Give firmly planted kisses to us, Diadumenus. “How many?” you say.
You command me to count the waves of the ocean
and the shells scattered all over the shores of the Aegean Sea
and the bees which roam on the Cecropian hill
and the voices and claps which resound throughout the whole theater,
when the people see the face of an unexpected Caesar.
I do not want as many as Lesbia gave, she having been won over by the witty Catullus:
he desires few kisses who is able to count.

XXXIV Meter: Elegiac Couplet

Bā sĭ ă|dā nō|bīs, Dĭ ă|dū mĕ nĕ,|prēs să. "Quŏt?"|īn quĭs.
      Ō cĕ ă|nī flūc|tūs||mē nŭ mĕ|rā rĕ iŭb|ēs
ēt mă rĭs|Āe gǣ|ī spār|sās pēr|lī tŏ ră|cōn chās
      ēt quāe|Cēc rŏ pĭ|ō||mōn tĕ vă|gān tŭr ă|pēs,
quāe quĕ sŏ|nānt plē|nō vō|cēs quĕ mă|nūs quĕ thĕ|ā trō,
      cūm pŏ pŭ|lūs sŭ bĭ|tī||Cāe să rĭs|ō ră vĭ|dēt.
Nō lŏ quŏt|ār gū|tō dĕ dĭt|ē xō|rā tă Că|tūl lō
      Lēs bĭ ă:|paū că cŭ|pīt ||quī nŭ mĕ|rā rĕ pŏt|ēst.
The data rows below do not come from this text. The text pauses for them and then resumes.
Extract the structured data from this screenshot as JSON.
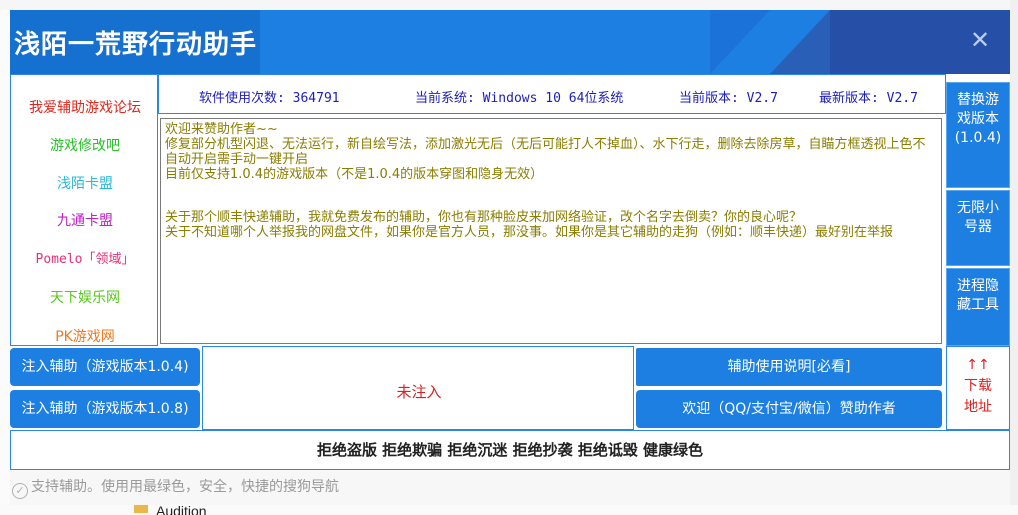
{
  "app": {
    "title": "浅陌一荒野行动助手"
  },
  "links": [
    {
      "label": "我爱辅助游戏论坛",
      "color": "#e0261d"
    },
    {
      "label": "游戏修改吧",
      "color": "#28c028"
    },
    {
      "label": "浅陌卡盟",
      "color": "#2bb8d8"
    },
    {
      "label": "九通卡盟",
      "color": "#c020c8"
    },
    {
      "label": "Pomelo「领域」",
      "color": "#e8307a"
    },
    {
      "label": "天下娱乐网",
      "color": "#58c81c"
    },
    {
      "label": "PK游戏网",
      "color": "#f07820"
    }
  ],
  "info": {
    "usage": "软件使用次数: 364791",
    "system": "当前系统: Windows 10  64位系统",
    "current_version": "当前版本: V2.7",
    "latest_version": "最新版本: V2.7"
  },
  "message": {
    "lines_a": [
      "欢迎来赞助作者~~",
      "修复部分机型闪退、无法运行，新自绘写法，添加激光无后（无后可能打人不掉血）、水下行走，删除去除房草，自瞄方框透视上色不自动开启需手动一键开启",
      "目前仅支持1.0.4的游戏版本（不是1.0.4的版本穿图和隐身无效）"
    ],
    "lines_b": [
      "关于那个顺丰快递辅助，我就免费发布的辅助，你也有那种脸皮来加网络验证，改个名字去倒卖？你的良心呢？",
      "关于不知道哪个人举报我的网盘文件，如果你是官方人员，那没事。如果你是其它辅助的走狗（例如：顺丰快递）最好别在举报"
    ]
  },
  "right_buttons": {
    "replace_version": "替换游戏版本(1.0.4)",
    "unlimited_accounts": "无限小号器",
    "process_hide": "进程隐藏工具"
  },
  "buttons": {
    "inject_104": "注入辅助（游戏版本1.0.4)",
    "inject_108": "注入辅助（游戏版本1.0.8)",
    "guide": "辅助使用说明[必看]",
    "sponsor": "欢迎（QQ/支付宝/微信）赞助作者",
    "download_arrow": "↑↑",
    "download": "下载地址"
  },
  "status": {
    "inject_state": "未注入"
  },
  "slogan": "拒绝盗版 拒绝欺骗 拒绝沉迷 拒绝抄袭 拒绝诋毁 健康绿色",
  "footer": {
    "text": "支持辅助。使用用最绿色，安全，快捷的搜狗导航"
  },
  "background": {
    "folder_label": "Audition"
  }
}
In this epigram, M. suggests his Diadumenus plant on him some kisses (Basia da nobis). But when Diadumenus asks him how many (quot?), M. rifles out various hyperboles, ultimately charging that counting kisses is inappropriate (Howell (1995) 130). This is one of only three epigrams in which M.’s boy-toy slave Diadumenus appears, the others being III.65 and V.46 (Shackleton Bailey (1993) 352). Judging by the manner in which he tends to treat Diadumenus, it is evident that M.’s sexual desire for Diadumenus is strong. In III.65, M. even goes so far as to claim to beat Diadumenus to anger him so that M. has to beg him to please him (Howell (1995) 131).
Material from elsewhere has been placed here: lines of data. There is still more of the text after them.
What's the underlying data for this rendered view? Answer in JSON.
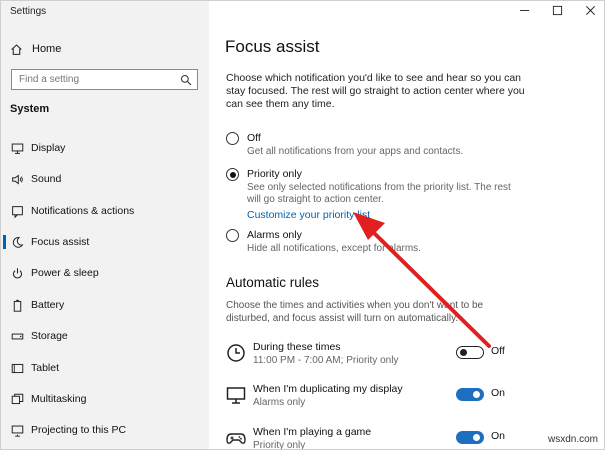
{
  "app": {
    "title": "Settings"
  },
  "sidebar": {
    "home_label": "Home",
    "search_placeholder": "Find a setting",
    "section_title": "System",
    "items": [
      {
        "label": "Display",
        "icon": "monitor-icon"
      },
      {
        "label": "Sound",
        "icon": "speaker-icon"
      },
      {
        "label": "Notifications & actions",
        "icon": "notification-icon"
      },
      {
        "label": "Focus assist",
        "icon": "moon-icon",
        "active": true
      },
      {
        "label": "Power & sleep",
        "icon": "power-icon"
      },
      {
        "label": "Battery",
        "icon": "battery-icon"
      },
      {
        "label": "Storage",
        "icon": "storage-icon"
      },
      {
        "label": "Tablet",
        "icon": "tablet-icon"
      },
      {
        "label": "Multitasking",
        "icon": "multitasking-icon"
      },
      {
        "label": "Projecting to this PC",
        "icon": "project-icon"
      }
    ]
  },
  "main": {
    "title": "Focus assist",
    "description": "Choose which notification you'd like to see and hear so you can stay focused. The rest will go straight to action center where you can see them any time.",
    "options": [
      {
        "label": "Off",
        "sub": "Get all notifications from your apps and contacts.",
        "checked": false
      },
      {
        "label": "Priority only",
        "sub": "See only selected notifications from the priority list. The rest will go straight to action center.",
        "link": "Customize your priority list",
        "checked": true
      },
      {
        "label": "Alarms only",
        "sub": "Hide all notifications, except for alarms.",
        "checked": false
      }
    ],
    "automatic_rules": {
      "heading": "Automatic rules",
      "description": "Choose the times and activities when you don't want to be disturbed, and focus assist will turn on automatically.",
      "rules": [
        {
          "title": "During these times",
          "sub": "11:00 PM - 7:00 AM; Priority only",
          "state": "Off",
          "on": false,
          "icon": "clock-icon"
        },
        {
          "title": "When I'm duplicating my display",
          "sub": "Alarms only",
          "state": "On",
          "on": true,
          "icon": "monitor-icon"
        },
        {
          "title": "When I'm playing a game",
          "sub": "Priority only",
          "state": "On",
          "on": true,
          "icon": "gamepad-icon"
        }
      ]
    }
  },
  "watermark": "wsxdn.com",
  "colors": {
    "accent": "#0063b1",
    "toggle_on": "#1f6fc0",
    "annotation_arrow": "#e02020",
    "sidebar_bg": "#f2f2f2"
  }
}
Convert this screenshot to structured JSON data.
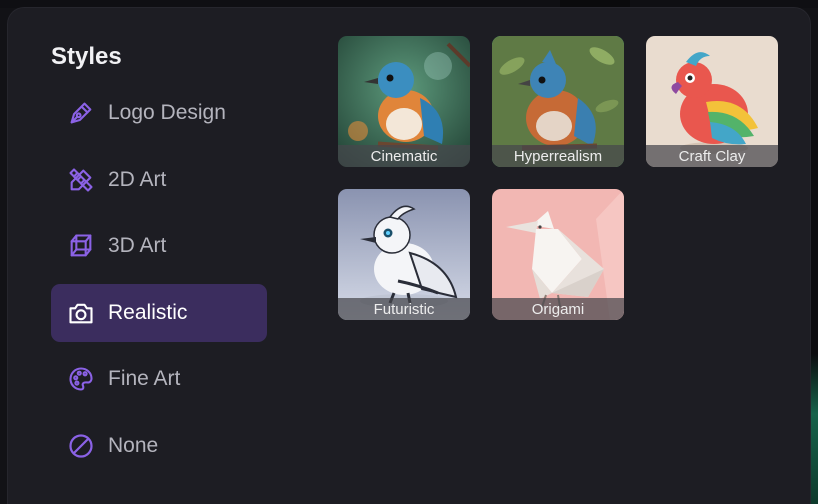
{
  "panel": {
    "title": "Styles"
  },
  "nav": {
    "items": [
      {
        "label": "Logo Design",
        "icon": "pen-nib-icon"
      },
      {
        "label": "2D Art",
        "icon": "pencil-ruler-icon"
      },
      {
        "label": "3D Art",
        "icon": "cube-icon"
      },
      {
        "label": "Realistic",
        "icon": "camera-icon",
        "active": true
      },
      {
        "label": "Fine Art",
        "icon": "palette-icon"
      },
      {
        "label": "None",
        "icon": "slash-circle-icon"
      }
    ]
  },
  "styles": {
    "cards": [
      {
        "label": "Cinematic"
      },
      {
        "label": "Hyperrealism",
        "selected": true
      },
      {
        "label": "Craft Clay"
      },
      {
        "label": "Futuristic"
      },
      {
        "label": "Origami"
      }
    ]
  },
  "colors": {
    "accent": "#8b62e6",
    "active_bg": "#3b2d5e",
    "selected_border": "#40c894",
    "panel_bg": "#1d1d23"
  }
}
This epigram is one of many in which M. alludes to his epigrammatic predecessor, Catullus (Watson and Watson (2003) 224). The dialogue between M. and Diadumenus is quite reminiscent of Catullus’eighth carmina, in which the loose dialogue is between two voices, "the rational poet and irrational lover" (Rowland (1966) 16).  However, the epigram is more closely linked with Catullus’ forty-eighth carmina, in which Catullus expresses his desire to kiss his Juventius (Howell (1995) 131). Catullus writes:

Mellitos oculos tuos, Iuventi,
siquis me sinat usque basiare,
usque ad milia basiem trecenta,
nec mi umquam videar satur futurus,
non si densior Africis aristis
sit nostrae seges osculationis.

"Juventius, if anyone allows me to kiss your honey-sweet eyes,
Let me kiss 300,000 times continuously,
Neither may I seem to be full at any time,
Not even if all of our kissing may be denser than a field of African grains."

Catullus' direct influence on M. cannot be any more obvious, especially considering the subject matters (basia and basiare) and the blatent hyperboles.

Further reading: Howell (1995), Shackleton Bailey (1993), Watson and Watson (2003), Rowland (1966)

Howell (1995) Martial: The Epigrams, Book V. Warminster, UK

Shackleton Bailey, D.R. (1993) Martial Epigrams. Loeb Classical Library

Watson, Lindsay and Watson, Patricia (2003) Martial: Select Epigrams. Cambridge

Rowland (1966) "Miser Catulle: An Interpretation of the Eighth Poem of Catullus," Greece & Rome, Second Series. Cambridge

S. Campbell